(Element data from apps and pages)
________

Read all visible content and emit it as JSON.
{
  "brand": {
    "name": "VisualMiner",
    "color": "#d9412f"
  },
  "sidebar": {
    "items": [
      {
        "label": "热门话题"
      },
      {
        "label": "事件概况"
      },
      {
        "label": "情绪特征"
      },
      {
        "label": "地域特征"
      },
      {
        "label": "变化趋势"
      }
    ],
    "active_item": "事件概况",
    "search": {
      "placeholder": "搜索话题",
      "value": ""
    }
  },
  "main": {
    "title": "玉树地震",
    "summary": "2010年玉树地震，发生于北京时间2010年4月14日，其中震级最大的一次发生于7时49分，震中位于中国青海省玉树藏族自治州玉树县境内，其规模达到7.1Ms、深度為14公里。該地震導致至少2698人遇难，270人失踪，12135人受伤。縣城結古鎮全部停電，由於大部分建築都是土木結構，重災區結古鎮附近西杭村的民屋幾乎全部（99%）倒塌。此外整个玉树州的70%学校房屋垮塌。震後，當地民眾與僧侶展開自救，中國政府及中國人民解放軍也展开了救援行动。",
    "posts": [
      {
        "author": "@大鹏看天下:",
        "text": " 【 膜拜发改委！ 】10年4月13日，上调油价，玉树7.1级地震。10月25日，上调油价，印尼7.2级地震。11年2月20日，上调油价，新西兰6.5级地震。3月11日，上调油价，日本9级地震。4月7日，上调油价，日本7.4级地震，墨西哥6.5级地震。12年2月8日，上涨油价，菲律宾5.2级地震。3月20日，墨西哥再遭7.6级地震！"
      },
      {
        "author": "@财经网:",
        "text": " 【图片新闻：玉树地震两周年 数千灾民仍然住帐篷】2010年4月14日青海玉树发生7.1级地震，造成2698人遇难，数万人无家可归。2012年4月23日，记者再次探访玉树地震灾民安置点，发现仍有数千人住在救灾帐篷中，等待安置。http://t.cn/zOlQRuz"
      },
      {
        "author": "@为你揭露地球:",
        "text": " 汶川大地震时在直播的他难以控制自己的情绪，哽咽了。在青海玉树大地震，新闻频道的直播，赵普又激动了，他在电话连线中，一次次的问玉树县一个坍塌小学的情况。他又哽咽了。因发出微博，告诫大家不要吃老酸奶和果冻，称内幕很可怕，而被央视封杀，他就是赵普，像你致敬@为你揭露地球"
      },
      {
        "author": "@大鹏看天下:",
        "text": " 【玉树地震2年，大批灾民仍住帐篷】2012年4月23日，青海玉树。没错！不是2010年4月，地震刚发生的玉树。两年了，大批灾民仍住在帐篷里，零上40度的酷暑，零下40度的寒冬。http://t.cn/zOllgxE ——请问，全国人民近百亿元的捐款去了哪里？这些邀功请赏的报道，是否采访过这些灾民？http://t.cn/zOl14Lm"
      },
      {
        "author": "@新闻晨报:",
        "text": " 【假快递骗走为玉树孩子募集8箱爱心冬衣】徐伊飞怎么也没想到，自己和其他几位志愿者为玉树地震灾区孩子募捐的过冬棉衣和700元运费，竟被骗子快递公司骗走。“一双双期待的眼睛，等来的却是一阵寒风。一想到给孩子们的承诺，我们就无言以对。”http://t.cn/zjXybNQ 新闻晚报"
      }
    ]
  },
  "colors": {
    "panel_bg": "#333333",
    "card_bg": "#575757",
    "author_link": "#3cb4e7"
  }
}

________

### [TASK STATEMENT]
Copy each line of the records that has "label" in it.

### [YOUR SOLUTION]
        "label": "热门话题"
        "label": "事件概况"
        "label": "情绪特征"
        "label": "地域特征"
        "label": "变化趋势"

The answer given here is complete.